Northern Beaches Council mayor slams Allambie Heights boarding house court decision
Northern Beaches Council Mayor Michael Regan has hit out at a court decision to allow the building of a 32-room boarding house in a low-density residential area.
The Land and Environment Court approved the plans on appeal. Picture: Walsh² Architects.
Northern Beaches Council Mayor Michael Regan has slammed a court decision to allow the building of 32-room boarding house in a low-density residential
Both council officers and the Sydney North Planning Panel rejected the proposal for Binalong Ave, Allambie Heights, stating it was too big and out of character
with its surroundings.
However, the Land and Environment Court upheld an appeal lodged by the developers despite it contravening planning laws.
Mr Regan described it as a “disappointing” and “unfair” result for the community.
Plans for the two-storey boarding house were submitted back in February 2018.
The developer proposed building a structure comprising 35 rooms for lodgers along with two communal spaces and garden.
Northern Beaches Council mayor Michael Regan didn’t pull his punches in criticising the decision. Picture: Adam Yip
There would also be a basement level with nine car spaces, seven motorbike spaces and seven bicycle spaces.
The council was inundated with complaints from concerned residents and officers recommended the proposal was rejected. The planning panel rejected the
proposal in August last year.
The developer appealed the decision and reduced the number of rooms to 32 before submitting its case to the Land and Environment Court with a hearing set
for early June.
In the lead up to the court hearing, early March, the state government brought in a 12 room cap for boarding houses planned for R2 low density zones.
Building work is set to start shortly on the development. Pictures: Walsh² Architects.
R2 zones, of which Binalong Ave is in, are comprised of low density housing usually made up of single dwellings.
However, the cap is not retrospective, meaning it does not apply to plans lodged before March.
Therefore the Land and Environment Court upheld the appeal, declaring the application “lawful and appropriate”.
“Both council officers and the independent planning panel rejected this development originally and yet state government rules mean that amendments
can be made and it can be approved in court,” Mayor Regan said.
The developers reduced the plans from 35 to 32 rooms. Picture: Walsh² Architects.

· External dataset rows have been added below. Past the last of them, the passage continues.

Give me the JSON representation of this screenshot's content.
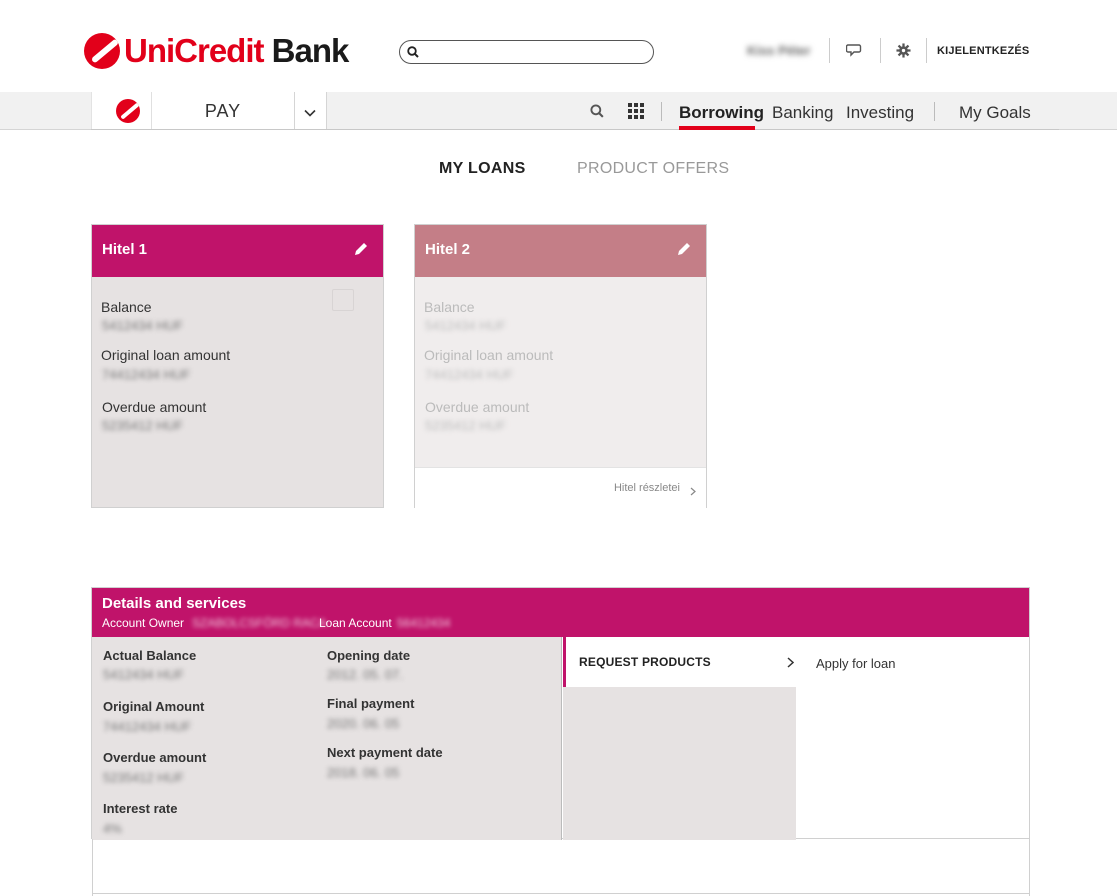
{
  "brand": {
    "name": "UniCredit",
    "suffix": " Bank",
    "colors": {
      "primary": "#e2001a",
      "magenta": "#c0136a",
      "muted_pink": "#c47e87"
    }
  },
  "header": {
    "search": {
      "value": "",
      "placeholder": ""
    },
    "user_name": "Kiss Péter",
    "logout_label": "KIJELENTKEZÉS",
    "icons": [
      "search-icon",
      "chat-icon",
      "gear-icon"
    ]
  },
  "nav": {
    "app_label": "PAY",
    "items": [
      {
        "label": "Borrowing",
        "active": true
      },
      {
        "label": "Banking",
        "active": false
      },
      {
        "label": "Investing",
        "active": false
      },
      {
        "label": "My Goals",
        "active": false
      }
    ]
  },
  "tabs": [
    {
      "label": "MY LOANS",
      "active": true
    },
    {
      "label": "PRODUCT OFFERS",
      "active": false
    }
  ],
  "loans": [
    {
      "title": "Hitel 1",
      "balance_label": "Balance",
      "balance_value": "5412434 HUF",
      "original_label": "Original loan amount",
      "original_value": "74412434 HUF",
      "overdue_label": "Overdue amount",
      "overdue_value": "5235412 HUF"
    },
    {
      "title": "Hitel 2",
      "balance_label": "Balance",
      "balance_value": "5412434 HUF",
      "original_label": "Original loan amount",
      "original_value": "74412434 HUF",
      "overdue_label": "Overdue amount",
      "overdue_value": "5235412 HUF",
      "details_link": "Hitel részletei"
    }
  ],
  "details": {
    "title": "Details and services",
    "account_owner_label": "Account Owner",
    "account_owner_value": "SZABOLCSFÖRD RACA",
    "loan_account_label": "Loan Account",
    "loan_account_value": "56412434",
    "actual_balance_label": "Actual Balance",
    "actual_balance_value": "5412434 HUF",
    "original_amount_label": "Original Amount",
    "original_amount_value": "74412434 HUF",
    "overdue_amount_label": "Overdue amount",
    "overdue_amount_value": "5235412 HUF",
    "interest_rate_label": "Interest rate",
    "interest_rate_value": "4%",
    "opening_date_label": "Opening date",
    "opening_date_value": "2012. 05. 07.",
    "final_payment_label": "Final payment",
    "final_payment_value": "2020. 06. 05",
    "next_payment_label": "Next payment date",
    "next_payment_value": "2018. 06. 05",
    "request_products_label": "REQUEST PRODUCTS",
    "apply_loan_label": "Apply for loan"
  }
}
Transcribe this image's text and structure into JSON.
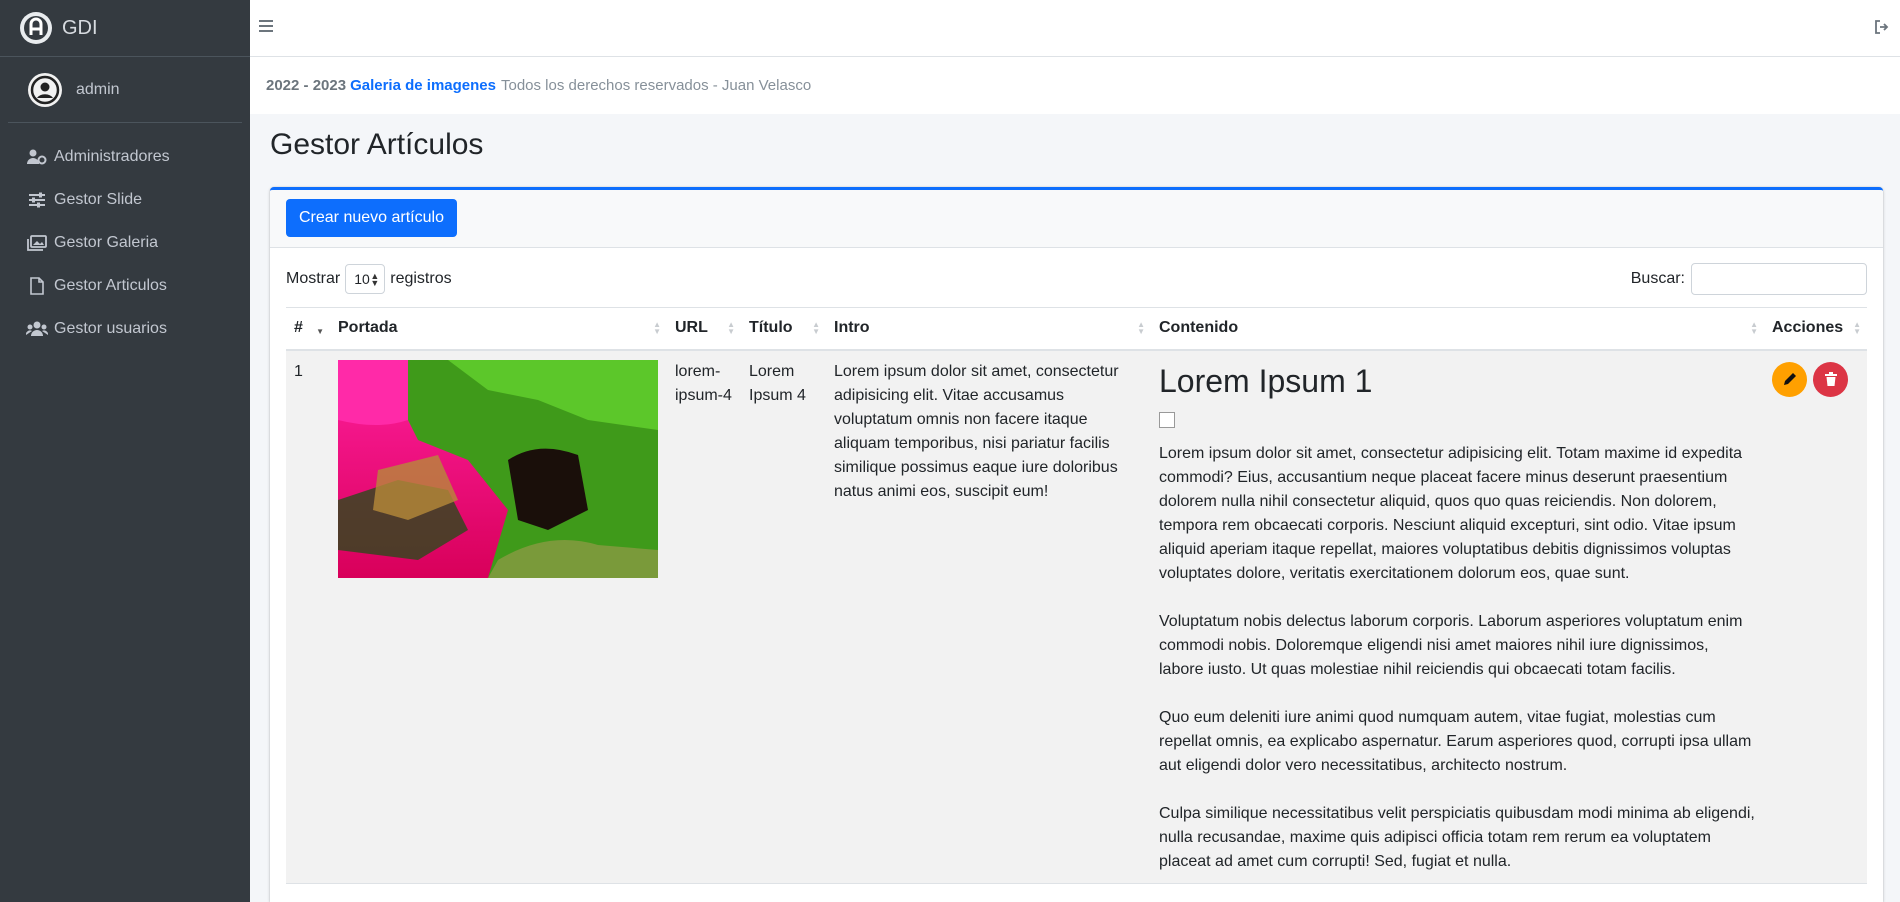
{
  "brand": {
    "name": "GDI"
  },
  "user": {
    "name": "admin"
  },
  "sidebar": {
    "items": [
      {
        "label": "Administradores",
        "icon": "users-cog-icon"
      },
      {
        "label": "Gestor Slide",
        "icon": "sliders-icon"
      },
      {
        "label": "Gestor Galeria",
        "icon": "images-icon"
      },
      {
        "label": "Gestor Articulos",
        "icon": "file-icon"
      },
      {
        "label": "Gestor usuarios",
        "icon": "users-icon"
      }
    ]
  },
  "footer": {
    "years": "2022 - 2023",
    "site_link": "Galeria de imagenes",
    "rights": "Todos los derechos reservados - Juan Velasco"
  },
  "page": {
    "title": "Gestor Artículos"
  },
  "card": {
    "new_button": "Crear nuevo artículo"
  },
  "table_controls": {
    "show_label": "Mostrar",
    "show_value": "10",
    "records_label": "registros",
    "search_label": "Buscar:"
  },
  "table": {
    "headers": [
      "#",
      "Portada",
      "URL",
      "Título",
      "Intro",
      "Contenido",
      "Acciones"
    ],
    "rows": [
      {
        "num": "1",
        "url": "lorem-ipsum-4",
        "title": "Lorem Ipsum 4",
        "intro": "Lorem ipsum dolor sit amet, consectetur adipisicing elit. Vitae accusamus voluptatum omnis non facere itaque aliquam temporibus, nisi pariatur facilis similique possimus eaque iure doloribus natus animi eos, suscipit eum!",
        "content_title": "Lorem Ipsum 1",
        "content_paragraphs": [
          "Lorem ipsum dolor sit amet, consectetur adipisicing elit. Totam maxime id expedita commodi? Eius, accusantium neque placeat facere minus deserunt praesentium dolorem nulla nihil consectetur aliquid, quos quo quas reiciendis. Non dolorem, tempora rem obcaecati corporis. Nesciunt aliquid excepturi, sint odio. Vitae ipsum aliquid aperiam itaque repellat, maiores voluptatibus debitis dignissimos voluptas voluptates dolore, veritatis exercitationem dolorum eos, quae sunt.",
          "Voluptatum nobis delectus laborum corporis. Laborum asperiores voluptatum enim commodi nobis. Doloremque eligendi nisi amet maiores nihil iure dignissimos, labore iusto. Ut quas molestiae nihil reiciendis qui obcaecati totam facilis.",
          "Quo eum deleniti iure animi quod numquam autem, vitae fugiat, molestias cum repellat omnis, ea explicabo aspernatur. Earum asperiores quod, corrupti ipsa ullam aut eligendi dolor vero necessitatibus, architecto nostrum.",
          "Culpa similique necessitatibus velit perspiciatis quibusdam modi minima ab eligendi, nulla recusandae, maxime quis adipisci officia totam rem rerum ea voluptatem placeat ad amet cum corrupti! Sed, fugiat et nulla."
        ]
      }
    ]
  },
  "colors": {
    "sidebar_bg": "#343a40",
    "primary": "#0d6efd",
    "edit": "#ffa000",
    "delete": "#dc3545"
  }
}
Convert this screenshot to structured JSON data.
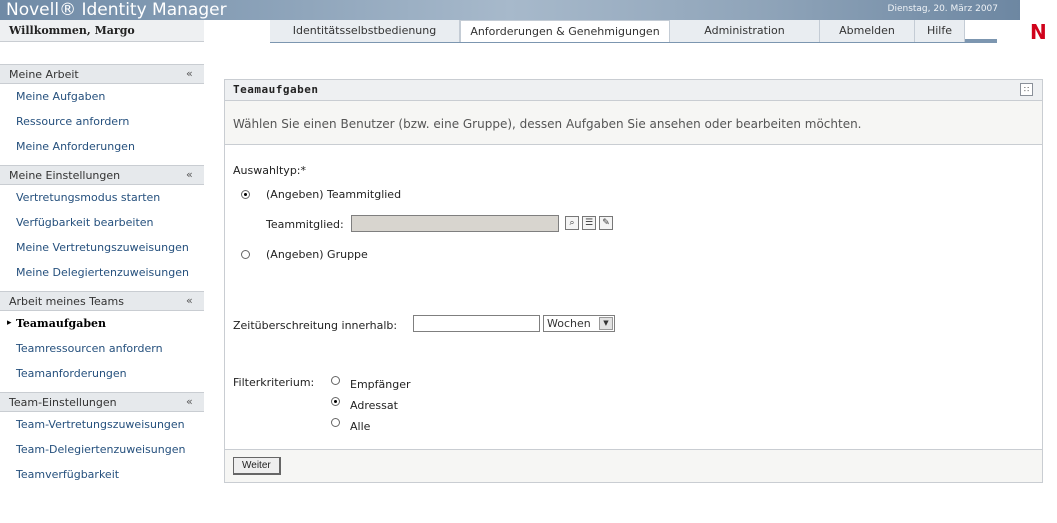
{
  "header": {
    "app_title": "Novell® Identity Manager",
    "date": "Dienstag, 20. März 2007",
    "logo_letter": "N",
    "welcome": "Willkommen, Margo"
  },
  "tabs": [
    {
      "label": "Identitätsselbstbedienung"
    },
    {
      "label": "Anforderungen & Genehmigungen",
      "active": true
    },
    {
      "label": "Administration"
    },
    {
      "label": "Abmelden"
    },
    {
      "label": "Hilfe"
    }
  ],
  "sidebar": {
    "sections": [
      {
        "title": "Meine Arbeit",
        "items": [
          "Meine Aufgaben",
          "Ressource anfordern",
          "Meine Anforderungen"
        ]
      },
      {
        "title": "Meine Einstellungen",
        "items": [
          "Vertretungsmodus starten",
          "Verfügbarkeit bearbeiten",
          "Meine Vertretungszuweisungen",
          "Meine Delegiertenzuweisungen"
        ]
      },
      {
        "title": "Arbeit meines Teams",
        "items": [
          "Teamaufgaben",
          "Teamressourcen anfordern",
          "Teamanforderungen"
        ],
        "active_item": "Teamaufgaben"
      },
      {
        "title": "Team-Einstellungen",
        "items": [
          "Team-Vertretungszuweisungen",
          "Team-Delegiertenzuweisungen",
          "Teamverfügbarkeit"
        ]
      }
    ]
  },
  "panel": {
    "title": "Teamaufgaben",
    "instruction": "Wählen Sie einen Benutzer (bzw. eine Gruppe), dessen Aufgaben Sie ansehen oder bearbeiten möchten.",
    "selection_type_label": "Auswahltyp:*",
    "option_member": "(Angeben) Teammitglied",
    "member_field_label": "Teammitglied:",
    "member_value": "",
    "option_group": "(Angeben) Gruppe",
    "timeout_label": "Zeitüberschreitung innerhalb:",
    "timeout_value": "",
    "timeout_unit": "Wochen",
    "filter_label": "Filterkriterium:",
    "filter_options": [
      "Empfänger",
      "Adressat",
      "Alle"
    ],
    "filter_selected": "Adressat",
    "submit_label": "Weiter"
  }
}
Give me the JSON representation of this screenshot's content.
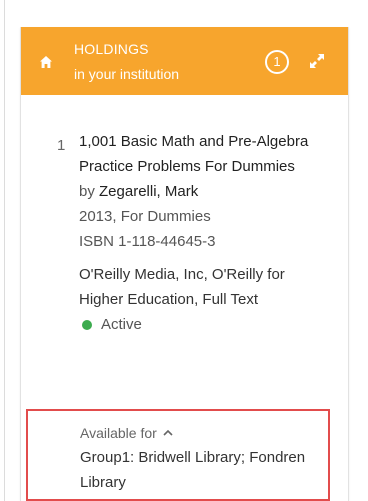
{
  "header": {
    "title": "HOLDINGS",
    "subtitle": "in your institution",
    "count": "1",
    "icons": {
      "home": "home-icon",
      "expand": "expand-icon"
    },
    "color": "#f7a52d"
  },
  "record": {
    "number": "1",
    "title": "1,001 Basic Math and Pre-Algebra Practice Problems For Dummies",
    "by_label": "by",
    "author": "Zegarelli, Mark",
    "year_publisher": "2013, For Dummies",
    "isbn": "ISBN 1-118-44645-3",
    "provider": "O'Reilly Media, Inc, O'Reilly for Higher Education, Full Text",
    "status": "Active",
    "status_color": "#3cab4e"
  },
  "availability": {
    "label": "Available for",
    "groups": "Group1: Bridwell Library; Fondren Library",
    "highlight_color": "#e24c4c",
    "toggle_icon": "chevron-up-icon"
  }
}
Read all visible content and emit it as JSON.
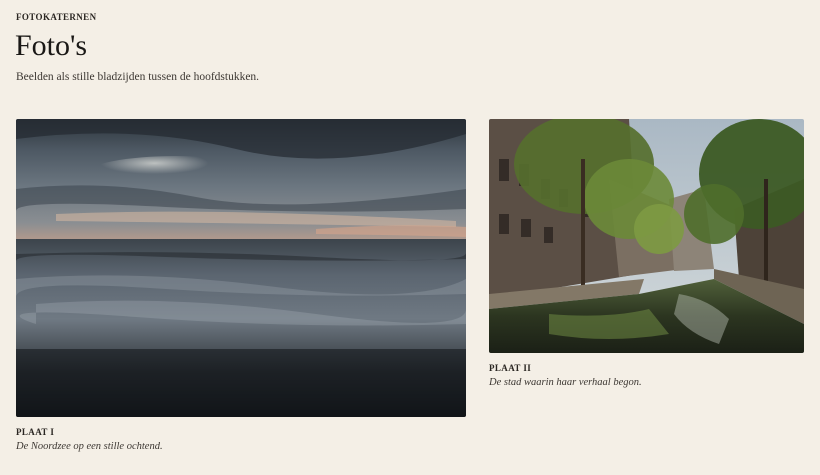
{
  "header": {
    "kicker": "FOTOKATERNEN",
    "title": "Foto's",
    "subtitle": "Beelden als stille bladzijden tussen de hoofdstukken."
  },
  "plates": [
    {
      "label": "PLAAT I",
      "caption": "De Noordzee op een stille ochtend."
    },
    {
      "label": "PLAAT II",
      "caption": "De stad waarin haar verhaal begon."
    }
  ]
}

“It’s not fair to residents. If it had been resubmitted as a new DA, it would not get through as the new 12-room cap would apply.
“We need the state government to urgently apply the new 12-room cap retrospectively so we don’t see any more of these getting through.”